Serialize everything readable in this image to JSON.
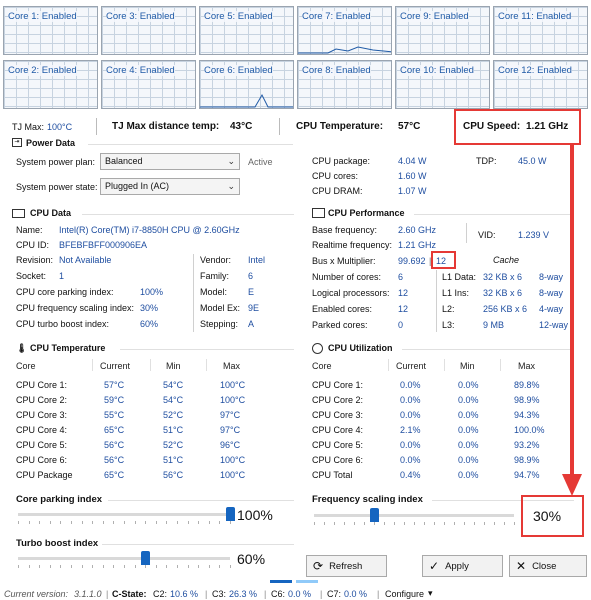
{
  "cores": [
    {
      "label": "Core 1: Enabled"
    },
    {
      "label": "Core 3: Enabled"
    },
    {
      "label": "Core 5: Enabled"
    },
    {
      "label": "Core 7: Enabled"
    },
    {
      "label": "Core 9: Enabled"
    },
    {
      "label": "Core 11: Enabled"
    },
    {
      "label": "Core 2: Enabled"
    },
    {
      "label": "Core 4: Enabled"
    },
    {
      "label": "Core 6: Enabled"
    },
    {
      "label": "Core 8: Enabled"
    },
    {
      "label": "Core 10: Enabled"
    },
    {
      "label": "Core 12: Enabled"
    }
  ],
  "status_bar": {
    "tjmax_label": "TJ Max:",
    "tjmax_value": "100°C",
    "tjdist_label": "TJ Max distance temp:",
    "tjdist_value": "43°C",
    "cputemp_label": "CPU Temperature:",
    "cputemp_value": "57°C",
    "cpuspeed_label": "CPU Speed:",
    "cpuspeed_value": "1.21 GHz"
  },
  "power": {
    "title": "Power Data",
    "plan_label": "System power plan:",
    "plan_value": "Balanced",
    "plan_state": "Active",
    "state_label": "System power state:",
    "state_value": "Plugged In (AC)",
    "pkg_label": "CPU package:",
    "pkg_value": "4.04 W",
    "cores_label": "CPU cores:",
    "cores_value": "1.60 W",
    "dram_label": "CPU DRAM:",
    "dram_value": "1.07 W",
    "tdp_label": "TDP:",
    "tdp_value": "45.0 W"
  },
  "cpu_data": {
    "title": "CPU Data",
    "name_label": "Name:",
    "name_value": "Intel(R) Core(TM) i7-8850H CPU @ 2.60GHz",
    "id_label": "CPU ID:",
    "id_value": "BFEBFBFF000906EA",
    "rev_label": "Revision:",
    "rev_value": "Not Available",
    "socket_label": "Socket:",
    "socket_value": "1",
    "park_label": "CPU core parking index:",
    "park_value": "100%",
    "freq_label": "CPU frequency scaling index:",
    "freq_value": "30%",
    "turbo_label": "CPU turbo boost index:",
    "turbo_value": "60%",
    "vendor_label": "Vendor:",
    "vendor_value": "Intel",
    "family_label": "Family:",
    "family_value": "6",
    "model_label": "Model:",
    "model_value": "E",
    "modelex_label": "Model Ex:",
    "modelex_value": "9E",
    "stepping_label": "Stepping:",
    "stepping_value": "A"
  },
  "cpu_perf": {
    "title": "CPU Performance",
    "base_label": "Base frequency:",
    "base_value": "2.60 GHz",
    "rt_label": "Realtime frequency:",
    "rt_value": "1.21 GHz",
    "bus_label": "Bus x Multiplier:",
    "bus_value": "99.692",
    "mult_value": "12",
    "ncores_label": "Number of cores:",
    "ncores_value": "6",
    "logical_label": "Logical processors:",
    "logical_value": "12",
    "enabled_label": "Enabled cores:",
    "enabled_value": "12",
    "parked_label": "Parked cores:",
    "parked_value": "0",
    "vid_label": "VID:",
    "vid_value": "1.239 V",
    "cache_title": "Cache",
    "l1d_label": "L1 Data:",
    "l1d_value": "32 KB x 6",
    "l1d_way": "8-way",
    "l1i_label": "L1 Ins:",
    "l1i_value": "32 KB x 6",
    "l1i_way": "8-way",
    "l2_label": "L2:",
    "l2_value": "256 KB x 6",
    "l2_way": "4-way",
    "l3_label": "L3:",
    "l3_value": "9 MB",
    "l3_way": "12-way"
  },
  "cpu_temp": {
    "title": "CPU Temperature",
    "headers": [
      "Core",
      "Current",
      "Min",
      "Max"
    ],
    "rows": [
      [
        "CPU Core 1:",
        "57°C",
        "54°C",
        "100°C"
      ],
      [
        "CPU Core 2:",
        "59°C",
        "54°C",
        "100°C"
      ],
      [
        "CPU Core 3:",
        "55°C",
        "52°C",
        "97°C"
      ],
      [
        "CPU Core 4:",
        "65°C",
        "51°C",
        "97°C"
      ],
      [
        "CPU Core 5:",
        "56°C",
        "52°C",
        "96°C"
      ],
      [
        "CPU Core 6:",
        "56°C",
        "51°C",
        "100°C"
      ],
      [
        "CPU Package",
        "65°C",
        "56°C",
        "100°C"
      ]
    ]
  },
  "cpu_util": {
    "title": "CPU Utilization",
    "headers": [
      "Core",
      "Current",
      "Min",
      "Max"
    ],
    "rows": [
      [
        "CPU Core 1:",
        "0.0%",
        "0.0%",
        "89.8%"
      ],
      [
        "CPU Core 2:",
        "0.0%",
        "0.0%",
        "98.9%"
      ],
      [
        "CPU Core 3:",
        "0.0%",
        "0.0%",
        "94.3%"
      ],
      [
        "CPU Core 4:",
        "2.1%",
        "0.0%",
        "100.0%"
      ],
      [
        "CPU Core 5:",
        "0.0%",
        "0.0%",
        "93.2%"
      ],
      [
        "CPU Core 6:",
        "0.0%",
        "0.0%",
        "98.9%"
      ],
      [
        "CPU Total",
        "0.4%",
        "0.0%",
        "94.7%"
      ]
    ]
  },
  "sliders": {
    "parking_label": "Core parking index",
    "parking_value": "100%",
    "parking_level": 1.0,
    "turbo_label": "Turbo boost index",
    "turbo_value": "60%",
    "turbo_level": 0.6,
    "freq_label": "Frequency scaling index",
    "freq_value": "30%",
    "freq_level": 0.3
  },
  "buttons": {
    "refresh": "Refresh",
    "apply": "Apply",
    "close": "Close"
  },
  "footer": {
    "version_label": "Current version:",
    "version_value": "3.1.1.0",
    "cstate_label": "C-State:",
    "c2_label": "C2:",
    "c2_value": "10.6 %",
    "c3_label": "C3:",
    "c3_value": "26.3 %",
    "c6_label": "C6:",
    "c6_value": "0.0 %",
    "c7_label": "C7:",
    "c7_value": "0.0 %",
    "configure": "Configure"
  },
  "colors": {
    "accent": "#1565c0",
    "value_blue": "#1f4ea0",
    "annotation_red": "#e53935"
  }
}
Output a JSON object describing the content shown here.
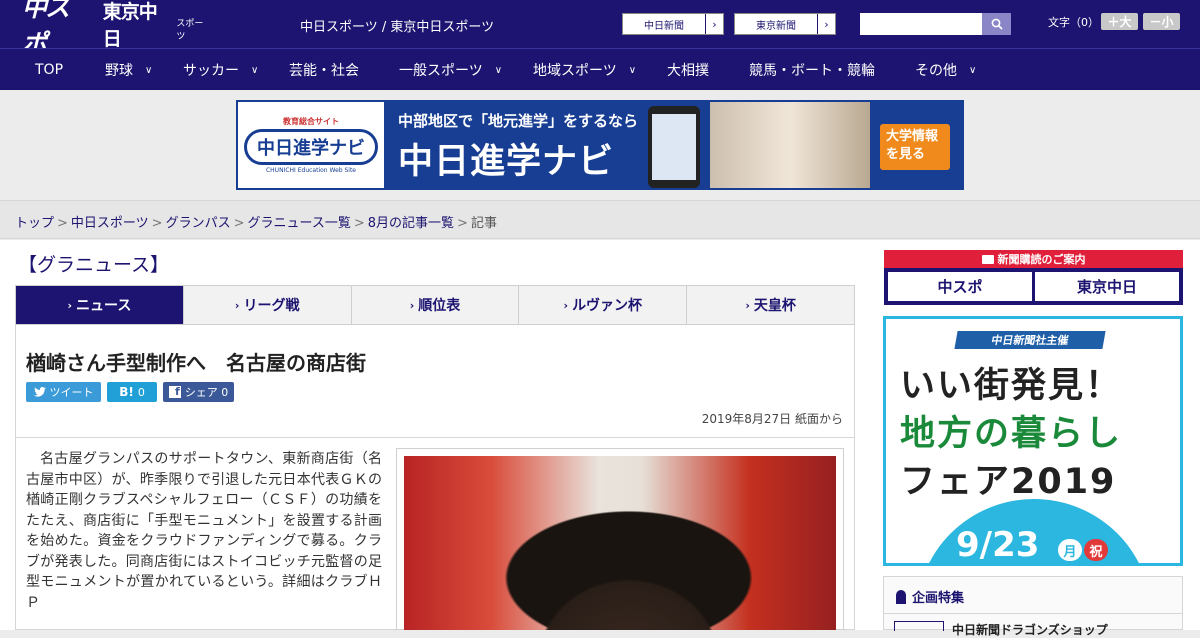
{
  "header": {
    "logo_main": "中スポ",
    "logo_sub": "東京中日",
    "logo_sub_small": "スポーツ",
    "site_names": "中日スポーツ / 東京中日スポーツ",
    "paper_links": [
      "中日新聞",
      "東京新聞"
    ],
    "search_placeholder": "",
    "font_size_label": "文字（0）",
    "font_bigger": "＋大",
    "font_smaller": "－小"
  },
  "nav": {
    "items": [
      {
        "label": "TOP",
        "has_menu": false
      },
      {
        "label": "野球",
        "has_menu": true
      },
      {
        "label": "サッカー",
        "has_menu": true
      },
      {
        "label": "芸能・社会",
        "has_menu": false
      },
      {
        "label": "一般スポーツ",
        "has_menu": true
      },
      {
        "label": "地域スポーツ",
        "has_menu": true
      },
      {
        "label": "大相撲",
        "has_menu": false
      },
      {
        "label": "競馬・ボート・競輪",
        "has_menu": false
      },
      {
        "label": "その他",
        "has_menu": true
      }
    ]
  },
  "banner": {
    "badge_small": "教育総合サイト",
    "badge_main": "中日進学ナビ",
    "badge_en": "CHUNICHI Education Web Site",
    "line1": "中部地区で「地元進学」をするなら",
    "line2": "中日進学ナビ",
    "cta": "大学情報を見る"
  },
  "breadcrumb": {
    "links": [
      "トップ",
      "中日スポーツ",
      "グランパス",
      "グラニュース一覧",
      "8月の記事一覧"
    ],
    "current": "記事"
  },
  "section": {
    "title": "【グラニュース】"
  },
  "tabs": [
    {
      "label": "ニュース",
      "active": true
    },
    {
      "label": "リーグ戦",
      "active": false
    },
    {
      "label": "順位表",
      "active": false
    },
    {
      "label": "ルヴァン杯",
      "active": false
    },
    {
      "label": "天皇杯",
      "active": false
    }
  ],
  "article": {
    "headline": "楢崎さん手型制作へ　名古屋の商店街",
    "share": {
      "tweet": "ツイート",
      "hatena_count": "0",
      "facebook": "シェア 0"
    },
    "date": "2019年8月27日 紙面から",
    "body": "名古屋グランパスのサポートタウン、東新商店街（名古屋市中区）が、昨季限りで引退した元日本代表ＧＫの楢崎正剛クラブスペシャルフェロー（ＣＳＦ）の功績をたたえ、商店街に「手型モニュメント」を設置する計画を始めた。資金をクラウドファンディングで募る。クラブが発表した。同商店街にはストイコビッチ元監督の足型モニュメントが置かれているという。詳細はクラブＨＰ"
  },
  "sidebar": {
    "subscribe_header": "新聞購読のご案内",
    "subscribe_left": "中スポ",
    "subscribe_right": "東京中日",
    "ad_tag": "中日新聞社主催",
    "ad_line1": "いい街発見！",
    "ad_line2": "地方の暮らし",
    "ad_line3": "フェア2019",
    "ad_date": "9/23",
    "ad_dow": "月",
    "ad_holiday": "祝",
    "feature_title": "企画特集",
    "feature_item": "中日新聞ドラゴンズショップ"
  },
  "colors": {
    "brand_navy": "#1c1470",
    "accent_red": "#e0203a",
    "twitter": "#3b9bd9",
    "hatena": "#20a0d6",
    "facebook": "#3b5998"
  }
}
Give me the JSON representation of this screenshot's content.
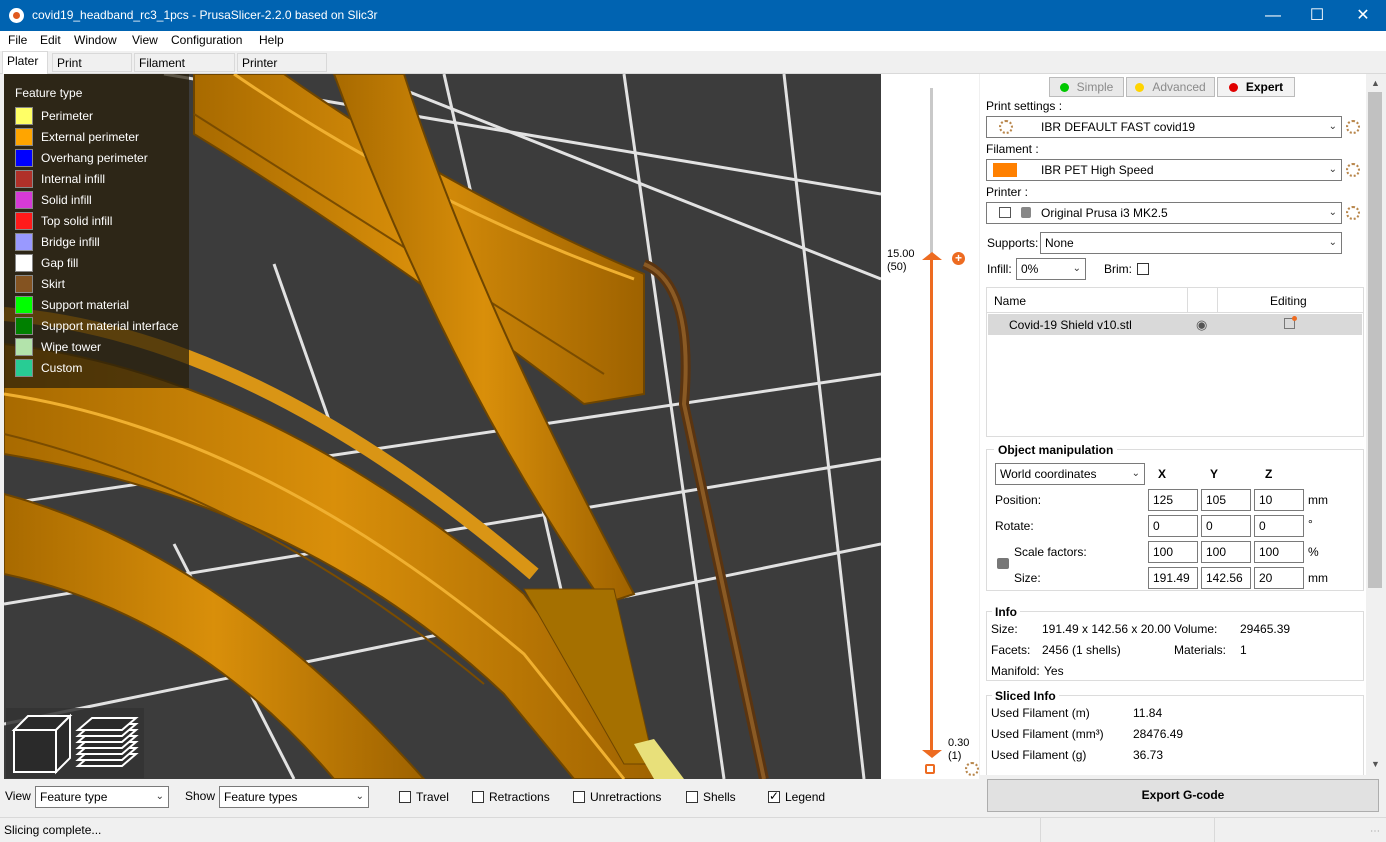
{
  "window": {
    "title": "covid19_headband_rc3_1pcs - PrusaSlicer-2.2.0 based on Slic3r"
  },
  "menu": [
    "File",
    "Edit",
    "Window",
    "View",
    "Configuration",
    "Help"
  ],
  "tabs": [
    "Plater",
    "Print Settings",
    "Filament Settings",
    "Printer Settings"
  ],
  "legend": {
    "title": "Feature type",
    "items": [
      {
        "label": "Perimeter",
        "color": "#ffff66"
      },
      {
        "label": "External perimeter",
        "color": "#ffa500"
      },
      {
        "label": "Overhang perimeter",
        "color": "#0000ff"
      },
      {
        "label": "Internal infill",
        "color": "#b03029"
      },
      {
        "label": "Solid infill",
        "color": "#d63ad6"
      },
      {
        "label": "Top solid infill",
        "color": "#ff1a1a"
      },
      {
        "label": "Bridge infill",
        "color": "#9999ff"
      },
      {
        "label": "Gap fill",
        "color": "#ffffff"
      },
      {
        "label": "Skirt",
        "color": "#845321"
      },
      {
        "label": "Support material",
        "color": "#00ff00"
      },
      {
        "label": "Support material interface",
        "color": "#008000"
      },
      {
        "label": "Wipe tower",
        "color": "#b3e3ab"
      },
      {
        "label": "Custom",
        "color": "#28cc94"
      }
    ]
  },
  "slider": {
    "top_value": "15.00",
    "top_layer": "(50)",
    "bottom_value": "0.30",
    "bottom_layer": "(1)"
  },
  "modes": {
    "simple": "Simple",
    "advanced": "Advanced",
    "expert": "Expert"
  },
  "settings": {
    "print_label": "Print settings :",
    "print_value": "IBR DEFAULT FAST covid19",
    "filament_label": "Filament :",
    "filament_value": "IBR PET High Speed",
    "filament_color": "#ff8000",
    "printer_label": "Printer :",
    "printer_value": "Original Prusa i3 MK2.5",
    "supports_label": "Supports:",
    "supports_value": "None",
    "infill_label": "Infill:",
    "infill_value": "0%",
    "brim_label": "Brim:"
  },
  "object_list": {
    "col_name": "Name",
    "col_editing": "Editing",
    "rows": [
      {
        "name": "Covid-19 Shield v10.stl"
      }
    ]
  },
  "manipulation": {
    "title": "Object manipulation",
    "coord_system": "World coordinates",
    "axes": [
      "X",
      "Y",
      "Z"
    ],
    "position_label": "Position:",
    "position": [
      "125",
      "105",
      "10"
    ],
    "position_unit": "mm",
    "rotate_label": "Rotate:",
    "rotate": [
      "0",
      "0",
      "0"
    ],
    "rotate_unit": "°",
    "scale_label": "Scale factors:",
    "scale": [
      "100",
      "100",
      "100"
    ],
    "scale_unit": "%",
    "size_label": "Size:",
    "size": [
      "191.49",
      "142.56",
      "20"
    ],
    "size_unit": "mm"
  },
  "info": {
    "title": "Info",
    "size_label": "Size:",
    "size_value": "191.49 x 142.56 x 20.00",
    "volume_label": "Volume:",
    "volume_value": "29465.39",
    "facets_label": "Facets:",
    "facets_value": "2456 (1 shells)",
    "materials_label": "Materials:",
    "materials_value": "1",
    "manifold_label": "Manifold:",
    "manifold_value": "Yes"
  },
  "sliced_info": {
    "title": "Sliced Info",
    "rows": [
      {
        "label": "Used Filament (m)",
        "value": "11.84"
      },
      {
        "label": "Used Filament (mm³)",
        "value": "28476.49"
      },
      {
        "label": "Used Filament (g)",
        "value": "36.73"
      }
    ]
  },
  "export_button": "Export G-code",
  "bottom": {
    "view_label": "View",
    "view_value": "Feature type",
    "show_label": "Show",
    "show_value": "Feature types",
    "checkboxes": [
      {
        "label": "Travel",
        "checked": false
      },
      {
        "label": "Retractions",
        "checked": false
      },
      {
        "label": "Unretractions",
        "checked": false
      },
      {
        "label": "Shells",
        "checked": false
      },
      {
        "label": "Legend",
        "checked": true
      }
    ]
  },
  "status": "Slicing complete..."
}
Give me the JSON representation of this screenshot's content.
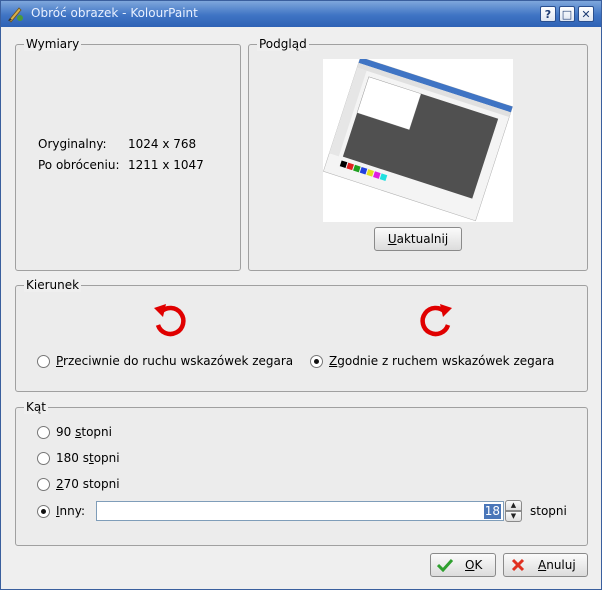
{
  "window": {
    "title": "Obróć obrazek - KolourPaint",
    "help_label": "?",
    "maximize_label": "□",
    "close_label": "✕"
  },
  "dimensions": {
    "legend": "Wymiary",
    "original_label": "Oryginalny:",
    "original_value": "1024 x 768",
    "rotated_label": "Po obróceniu:",
    "rotated_value": "1211 x 1047"
  },
  "preview": {
    "legend": "Podgląd",
    "update_button_u": "U",
    "update_button_rest": "aktualnij"
  },
  "direction": {
    "legend": "Kierunek",
    "ccw": {
      "u": "P",
      "rest": "rzeciwnie do ruchu wskazówek zegara",
      "selected": false
    },
    "cw": {
      "u": "Z",
      "rest": "godnie z ruchem wskazówek zegara",
      "selected": true
    },
    "ccw_icon": "rotate-counterclockwise-icon",
    "cw_icon": "rotate-clockwise-icon",
    "icon_color": "#e00000"
  },
  "angle": {
    "legend": "Kąt",
    "opt90_pre": "90 ",
    "opt90_u": "s",
    "opt90_post": "topni",
    "opt180_pre": "180 s",
    "opt180_u": "t",
    "opt180_post": "opni",
    "opt270_u": "2",
    "opt270_post": "70 stopni",
    "other_u": "I",
    "other_post": "nny:",
    "other_value": "18",
    "unit": "stopni",
    "selected": "other"
  },
  "footer": {
    "ok_u": "O",
    "ok_rest": "K",
    "cancel_u": "A",
    "cancel_rest": "nuluj"
  }
}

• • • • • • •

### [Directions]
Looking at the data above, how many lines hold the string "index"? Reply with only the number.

### [Exercise response]
6